In regions already experiencing water scarcity, which is now increasingly exacerbated by the triple-planetary crisis, corporate interests are further driving and aggravating the situation. Indeed, in 2021, the UN Special Rapporteur on human rights and the environment reported that businesses are “a major contributor to water pollution, water overuse, and degradation of freshwater ecosystems […]” While often cloaked in the language of development, these projects frequently lead to human rights violations, including when free, prior, and informed consent is not given by Indigenous Peoples.
One such example can be seen in Guatemala, where Franciscans International works closely with Indigenous Q’eqchi communities, who have taken a stand against hydro-electric projects that divert their sacred rivers.
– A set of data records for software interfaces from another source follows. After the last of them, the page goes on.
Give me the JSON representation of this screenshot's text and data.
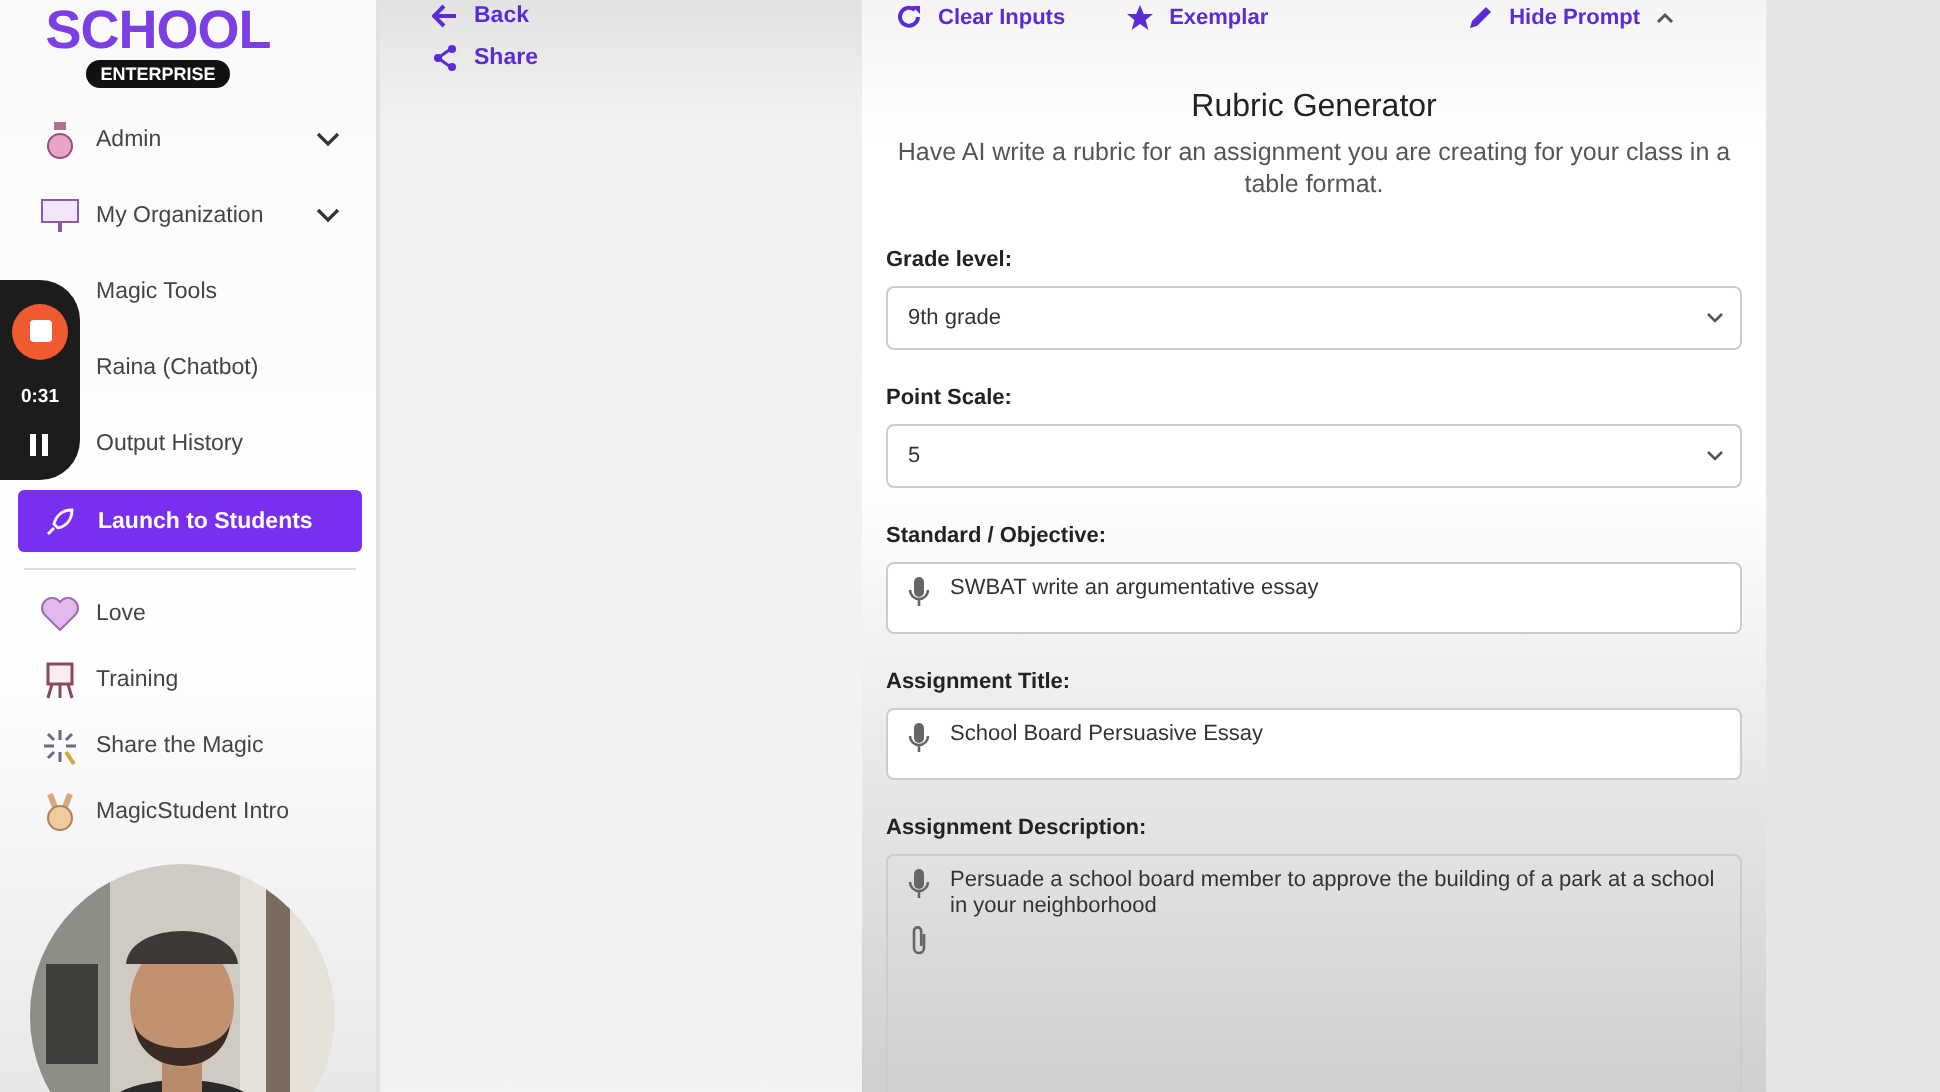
{
  "logo": {
    "word": "SCHOOL",
    "badge": "ENTERPRISE"
  },
  "sidebar": {
    "items": [
      {
        "label": "Admin",
        "expandable": true
      },
      {
        "label": "My Organization",
        "expandable": true
      },
      {
        "label": "Magic Tools",
        "expandable": false
      },
      {
        "label": "Raina (Chatbot)",
        "expandable": false
      },
      {
        "label": "Output History",
        "expandable": false
      }
    ],
    "launch_button": "Launch to Students",
    "extra_items": [
      {
        "label": "Love"
      },
      {
        "label": "Training"
      },
      {
        "label": "Share the Magic"
      },
      {
        "label": "MagicStudent Intro"
      }
    ]
  },
  "recorder": {
    "time": "0:31"
  },
  "nav": [
    {
      "label": "Back"
    },
    {
      "label": "Share"
    }
  ],
  "toolbar": [
    {
      "label": "Clear Inputs"
    },
    {
      "label": "Exemplar"
    },
    {
      "label": "Hide Prompt"
    }
  ],
  "form": {
    "title": "Rubric Generator",
    "description": "Have AI write a rubric for an assignment you are creating for your class in a table format.",
    "fields": [
      {
        "label": "Grade level:",
        "kind": "select",
        "value": "9th grade"
      },
      {
        "label": "Point Scale:",
        "kind": "select",
        "value": "5"
      },
      {
        "label": "Standard / Objective:",
        "kind": "text",
        "value": "SWBAT write an argumentative essay"
      },
      {
        "label": "Assignment Title:",
        "kind": "text",
        "value": "School Board Persuasive Essay"
      },
      {
        "label": "Assignment Description:",
        "kind": "long",
        "value": "Persuade a school board member to approve the building of a park at a school in your neighborhood"
      }
    ]
  }
}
Already, this has destroyed much of the plant and marine life that traditionally sustained these communities. Those demanding their right to meaningful consultation and to consent about the project have instead been criminalized and, in some cases, jailed on spurious charges.
“The Cahabón Riveris sacred, it’s a source of food and life,” says sixteen-year-old Nikte Caal, a Q’eqchi environmental defender, who recently spoke at an event during the UN Human Rights Council about her activism and her father who was jailed for his human rights work. “It is our duty to defend the ecosystems and biodiversity and to fight for the life of our Mother Earth, to fight for our life and that of the next generations. We cannot be observers of the destruction of our environment. We must inform ourselves of what is happening and act.”
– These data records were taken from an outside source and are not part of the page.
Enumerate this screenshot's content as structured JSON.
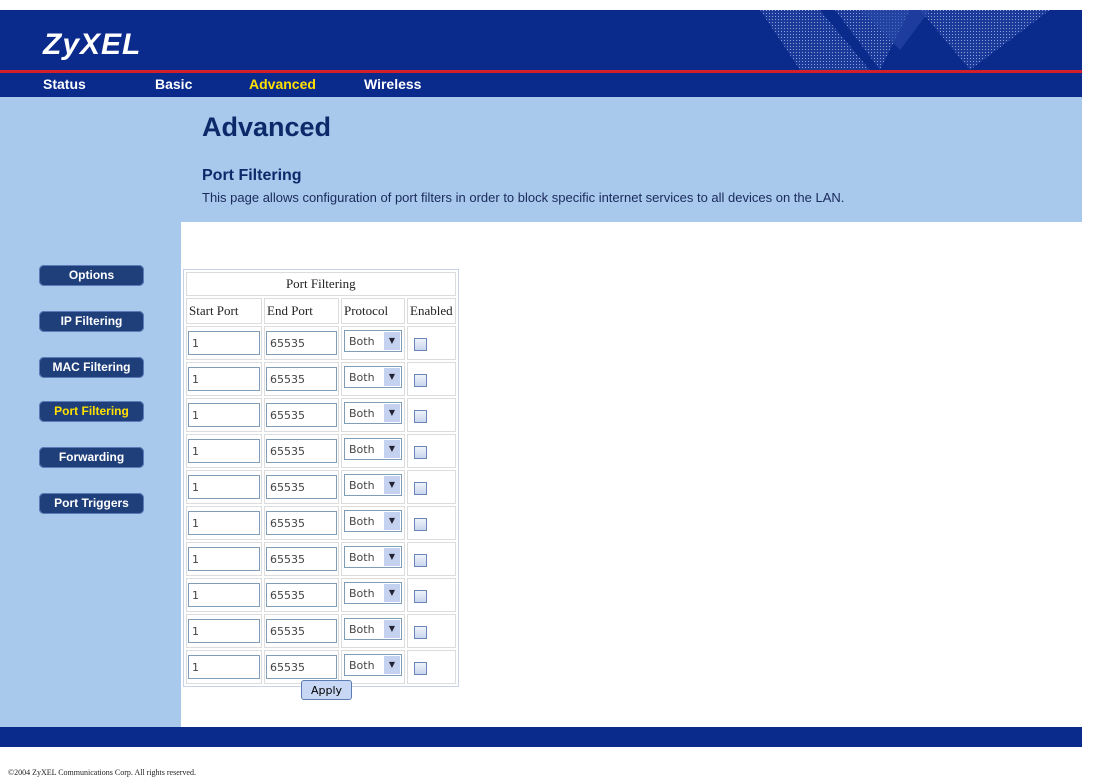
{
  "brand": {
    "logo": "ZyXEL"
  },
  "nav": {
    "tabs": [
      {
        "label": "Status"
      },
      {
        "label": "Basic"
      },
      {
        "label": "Advanced",
        "active": true
      },
      {
        "label": "Wireless"
      }
    ]
  },
  "header": {
    "title": "Advanced",
    "section_title": "Port Filtering",
    "section_desc": "This page allows configuration of port filters in order to block specific internet services to all devices on the LAN."
  },
  "sidebar": {
    "items": [
      {
        "label": "Options"
      },
      {
        "label": "IP Filtering"
      },
      {
        "label": "MAC Filtering"
      },
      {
        "label": "Port Filtering",
        "active": true
      },
      {
        "label": "Forwarding"
      },
      {
        "label": "Port Triggers"
      }
    ]
  },
  "table": {
    "caption": "Port Filtering",
    "columns": [
      "Start Port",
      "End Port",
      "Protocol",
      "Enabled"
    ],
    "rows": [
      {
        "start": "1",
        "end": "65535",
        "protocol": "Both",
        "enabled": false
      },
      {
        "start": "1",
        "end": "65535",
        "protocol": "Both",
        "enabled": false
      },
      {
        "start": "1",
        "end": "65535",
        "protocol": "Both",
        "enabled": false
      },
      {
        "start": "1",
        "end": "65535",
        "protocol": "Both",
        "enabled": false
      },
      {
        "start": "1",
        "end": "65535",
        "protocol": "Both",
        "enabled": false
      },
      {
        "start": "1",
        "end": "65535",
        "protocol": "Both",
        "enabled": false
      },
      {
        "start": "1",
        "end": "65535",
        "protocol": "Both",
        "enabled": false
      },
      {
        "start": "1",
        "end": "65535",
        "protocol": "Both",
        "enabled": false
      },
      {
        "start": "1",
        "end": "65535",
        "protocol": "Both",
        "enabled": false
      },
      {
        "start": "1",
        "end": "65535",
        "protocol": "Both",
        "enabled": false
      }
    ]
  },
  "apply_label": "Apply",
  "footer": {
    "copyright": "©2004 ZyXEL Communications Corp.   All rights reserved."
  },
  "colors": {
    "header_bg": "#0a2a8c",
    "accent_red": "#d4202a",
    "sidebar_bg": "#a8c8ec",
    "active_text": "#ffe000"
  }
}
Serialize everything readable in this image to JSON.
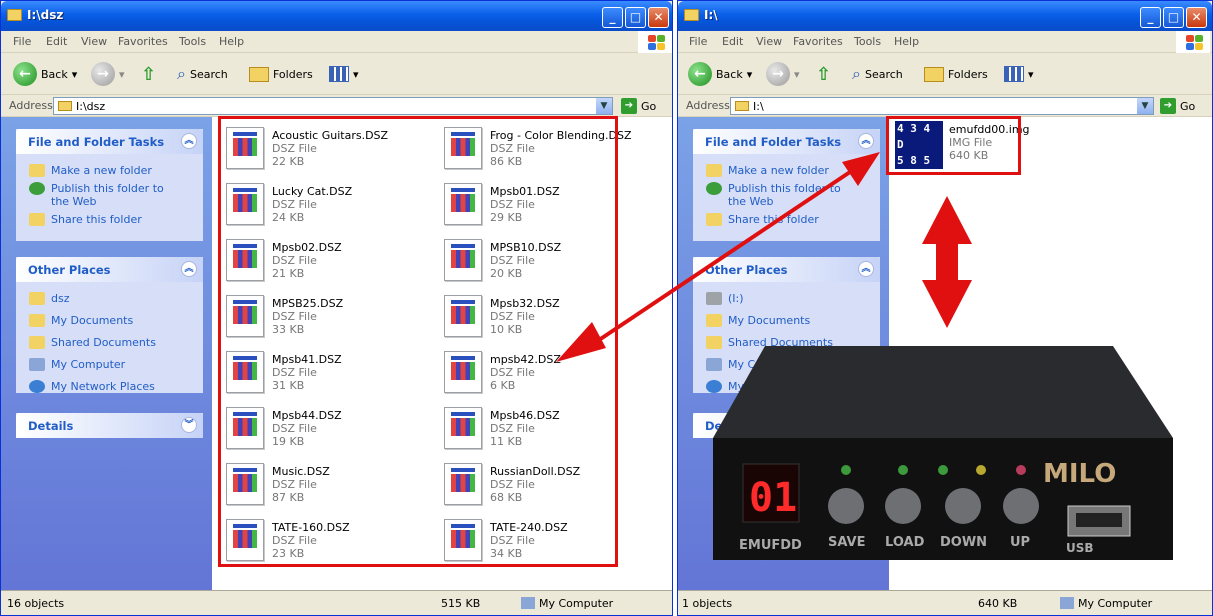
{
  "left_window": {
    "title": "I:\\dsz",
    "menu": [
      "File",
      "Edit",
      "View",
      "Favorites",
      "Tools",
      "Help"
    ],
    "back": "Back",
    "search": "Search",
    "folders": "Folders",
    "address_label": "Address",
    "address": "I:\\dsz",
    "go": "Go",
    "tasks_title": "File and Folder Tasks",
    "tasks": [
      "Make a new folder",
      "Publish this folder to the Web",
      "Share this folder"
    ],
    "places_title": "Other Places",
    "places": [
      "dsz",
      "My Documents",
      "Shared Documents",
      "My Computer",
      "My Network Places"
    ],
    "details_title": "Details",
    "files": [
      {
        "name": "Acoustic Guitars.DSZ",
        "type": "DSZ File",
        "size": "22 KB"
      },
      {
        "name": "Frog - Color Blending.DSZ",
        "type": "DSZ File",
        "size": "86 KB"
      },
      {
        "name": "Lucky Cat.DSZ",
        "type": "DSZ File",
        "size": "24 KB"
      },
      {
        "name": "Mpsb01.DSZ",
        "type": "DSZ File",
        "size": "29 KB"
      },
      {
        "name": "Mpsb02.DSZ",
        "type": "DSZ File",
        "size": "21 KB"
      },
      {
        "name": "MPSB10.DSZ",
        "type": "DSZ File",
        "size": "20 KB"
      },
      {
        "name": "MPSB25.DSZ",
        "type": "DSZ File",
        "size": "33 KB"
      },
      {
        "name": "Mpsb32.DSZ",
        "type": "DSZ File",
        "size": "10 KB"
      },
      {
        "name": "Mpsb41.DSZ",
        "type": "DSZ File",
        "size": "31 KB"
      },
      {
        "name": "mpsb42.DSZ",
        "type": "DSZ File",
        "size": "6 KB"
      },
      {
        "name": "Mpsb44.DSZ",
        "type": "DSZ File",
        "size": "19 KB"
      },
      {
        "name": "Mpsb46.DSZ",
        "type": "DSZ File",
        "size": "11 KB"
      },
      {
        "name": "Music.DSZ",
        "type": "DSZ File",
        "size": "87 KB"
      },
      {
        "name": "RussianDoll.DSZ",
        "type": "DSZ File",
        "size": "68 KB"
      },
      {
        "name": "TATE-160.DSZ",
        "type": "DSZ File",
        "size": "23 KB"
      },
      {
        "name": "TATE-240.DSZ",
        "type": "DSZ File",
        "size": "34 KB"
      }
    ],
    "status_objects": "16 objects",
    "status_size": "515 KB",
    "status_location": "My Computer"
  },
  "right_window": {
    "title": "I:\\",
    "menu": [
      "File",
      "Edit",
      "View",
      "Favorites",
      "Tools",
      "Help"
    ],
    "back": "Back",
    "search": "Search",
    "folders": "Folders",
    "address_label": "Address",
    "address": "I:\\",
    "go": "Go",
    "tasks_title": "File and Folder Tasks",
    "tasks": [
      "Make a new folder",
      "Publish this folder to the Web",
      "Share this folder"
    ],
    "places_title": "Other Places",
    "places": [
      "(I:)",
      "My Documents",
      "Shared Documents",
      "My Computer",
      "My Network"
    ],
    "details_title": "Detai",
    "file": {
      "name": "emufdd00.img",
      "type": "IMG File",
      "size": "640 KB",
      "thumb_lines": [
        "4 3 4 D",
        "5 8 5 6",
        "4 9 2 0"
      ]
    },
    "status_objects": "1 objects",
    "status_size": "640 KB",
    "status_location": "My Computer"
  },
  "device": {
    "display": "01",
    "brand": "MILO",
    "labels": [
      "EMUFDD",
      "SAVE",
      "LOAD",
      "DOWN",
      "UP",
      "USB"
    ]
  },
  "colors": {
    "highlight": "#e01010",
    "link": "#215dc6"
  }
}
This is not an isolated phenomenon: Franciscans International has worked with communities facing similar violations in numerous countries, from Brazil to the Solomon Islands, where extractive industries and large-scale agricultural projects, amongst other sectors, deprive people of their right to water.
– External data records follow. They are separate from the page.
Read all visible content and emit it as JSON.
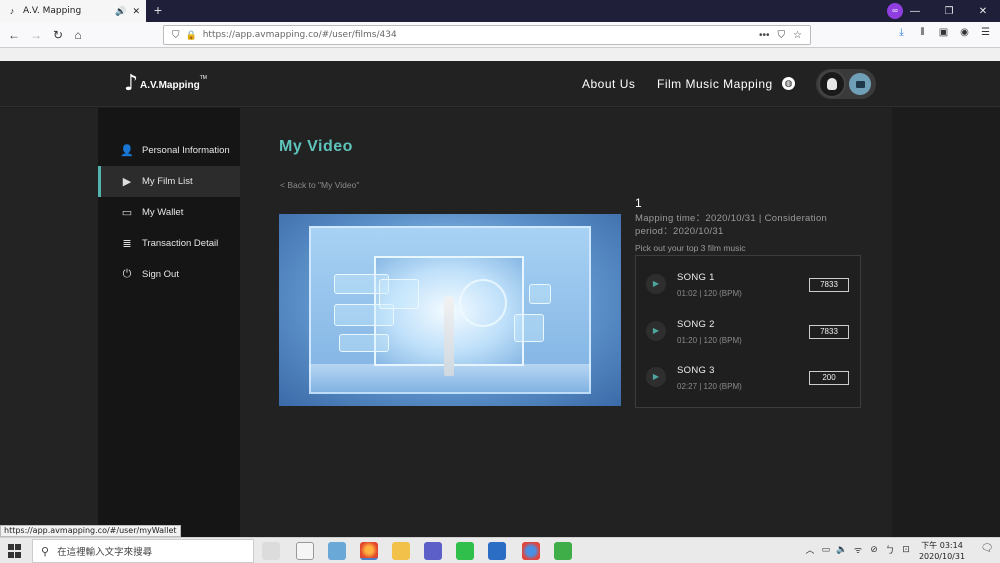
{
  "browser": {
    "tab_title": "A.V. Mapping",
    "tab_audio_icon": "speaker-icon",
    "close_icon": "close-icon",
    "new_tab": "+",
    "url": "https://app.avmapping.co/#/user/films/434",
    "status_link": "https://app.avmapping.co/#/user/myWallet"
  },
  "site": {
    "brand": {
      "mark": "♪",
      "name": "A.V.Mapping",
      "tm": "TM"
    },
    "nav": {
      "about": "About Us",
      "film_music_mapping": "Film Music Mapping"
    },
    "sidebar": {
      "items": [
        {
          "label": "Personal Information",
          "icon": "person-icon"
        },
        {
          "label": "My Film List",
          "icon": "play-box-icon"
        },
        {
          "label": "My Wallet",
          "icon": "wallet-icon"
        },
        {
          "label": "Transaction Detail",
          "icon": "list-icon"
        },
        {
          "label": "Sign Out",
          "icon": "power-icon"
        }
      ],
      "active_index": 1
    },
    "page": {
      "title": "My Video",
      "back_link": "< Back to \"My Video\"",
      "film_number": "1",
      "mapping_info": "Mapping time：2020/10/31 | Consideration period：2020/10/31",
      "pick_out": "Pick out your top 3 film music",
      "songs": [
        {
          "title": "SONG 1",
          "meta": "01:02 | 120 (BPM)",
          "votes": "7833"
        },
        {
          "title": "SONG 2",
          "meta": "01:20 | 120 (BPM)",
          "votes": "7833"
        },
        {
          "title": "SONG 3",
          "meta": "02:27 | 120 (BPM)",
          "votes": "200"
        }
      ]
    }
  },
  "taskbar": {
    "search_placeholder": "在這裡輸入文字來搜尋",
    "clock_time": "下午 03:14",
    "clock_date": "2020/10/31"
  },
  "colors": {
    "accent": "#5ec4bb",
    "site_bg": "#1e1e1e",
    "sidebar_bg": "#151515"
  }
}
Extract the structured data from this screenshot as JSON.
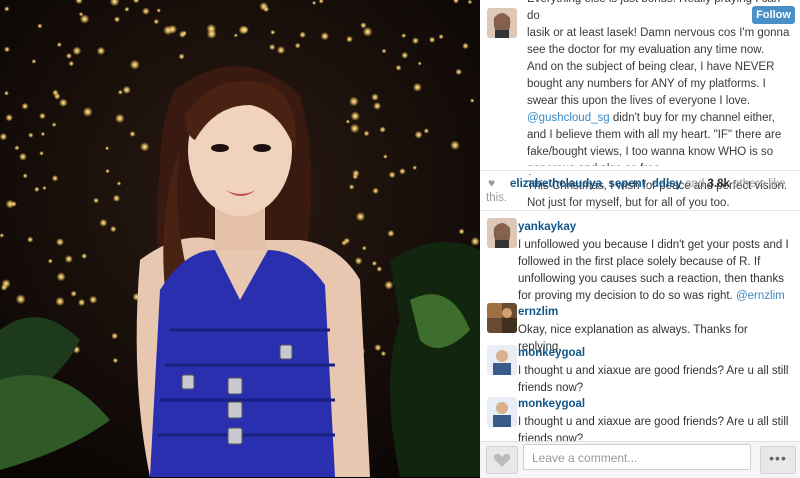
{
  "caption": {
    "lines_partial_top": "Everything else is just bonus. Really praying I can do",
    "p1": "lasik or at least lasek! Damn nervous cos I'm gonna see the doctor for my evaluation any time now.",
    "p2_a": "And on the subject of being clear, I have NEVER bought any numbers for ANY of my platforms. I swear this upon the lives of everyone I love. ",
    "p2_link": "@gushcloud_sg",
    "p2_b": " didn't buy for my channel either, and I believe them with all my heart. \"IF\" there are fake/bought views, I too wanna know WHO is so generous and also so free.",
    "p3": "This Christmas, I wish for peace and perfect vision.",
    "p4_partial": "Not just for myself, but for all of you too."
  },
  "follow_label": "Follow",
  "likes": {
    "users": [
      "elizabethclaudya",
      "sepent",
      "ddlsy"
    ],
    "and_text": " and ",
    "count": "3.8k",
    "suffix": " others like this."
  },
  "comments": [
    {
      "user": "yankaykay",
      "text": "I unfollowed you because I didn't get your posts and I followed in the first place solely because of R. If unfollowing you causes such a reaction, then thanks for proving my decision to do so was right. ",
      "mention": "@ernzlim"
    },
    {
      "user": "ernzlim",
      "text": "Okay, nice explanation as always. Thanks for replying."
    },
    {
      "user": "monkeygoal",
      "text": "I thought u and xiaxue are good friends? Are u all still friends now?"
    },
    {
      "user": "monkeygoal",
      "text": "I thought u and xiaxue are good friends? Are u all still friends now?"
    }
  ],
  "comment_placeholder": "Leave a comment...",
  "more_label": "•••",
  "colors": {
    "username": "#125688",
    "link": "#3b88c3",
    "follow_bg": "#4a90c8",
    "dress": "#2a2fb0"
  }
}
So how can we heed Nikte’s call?
Acting requires international efforts, including by the United Nations and its Member States. While the Water Conference is an important step, States must move beyond voluntary commitments and political declarations. The time for action and for States to fulfill their obligations under international law is long overdue. This includes implementation of the right to a clean, healthy and sustainable environment at national level. We also call on States to negotiate on and adopt a treaty to regulate and hold to account transnational corporations and other businesses to adequately address violations of the rights to water and to sanitation in the context of by business activities.
Accordingly, businesses should also answer Nikte’s call, including through implementing human rights and environmental due diligence. In this area, wWe are encouraged by somee valuable initiatives, such as the development of the mega-project cycle by Leo Heller, the former UN Special Rapporteur on water and sanitation, as a tool that can help strengthen the resilience of affected communities as they claim their rights and seek to prevent the risks stemming these projects. Similarly, Pedro Arrojo, the current Special Rapporteur, has identified sustainable practices in managing water systems by Indigenous Peoples, that serve as a template for others.
We must continue to hear from Nikte and other voices from the ground. While water is a universal necessity, it is clear that the impacts of climate change, as well as other causes of water scarcity and pollution, are inequitable. We must finally act upon “leaving no one behind.”
Events co-sponsored by Franciscans International during UN Water Conference
- Scoping Solidarity: Societal Dialogues for Water Justice
21 March 2023, 15:00-17:00 EST, in-person.
- Extractives on Water and the Environment: Protecting and Accountability through a Human Rights Framework, 23 March 2023, 14:00-15:00 EST, online.
- Hearing the Unheard: Human Rights to Water & Sanitation
23 March 2023, 15:00-16:30 EST, online.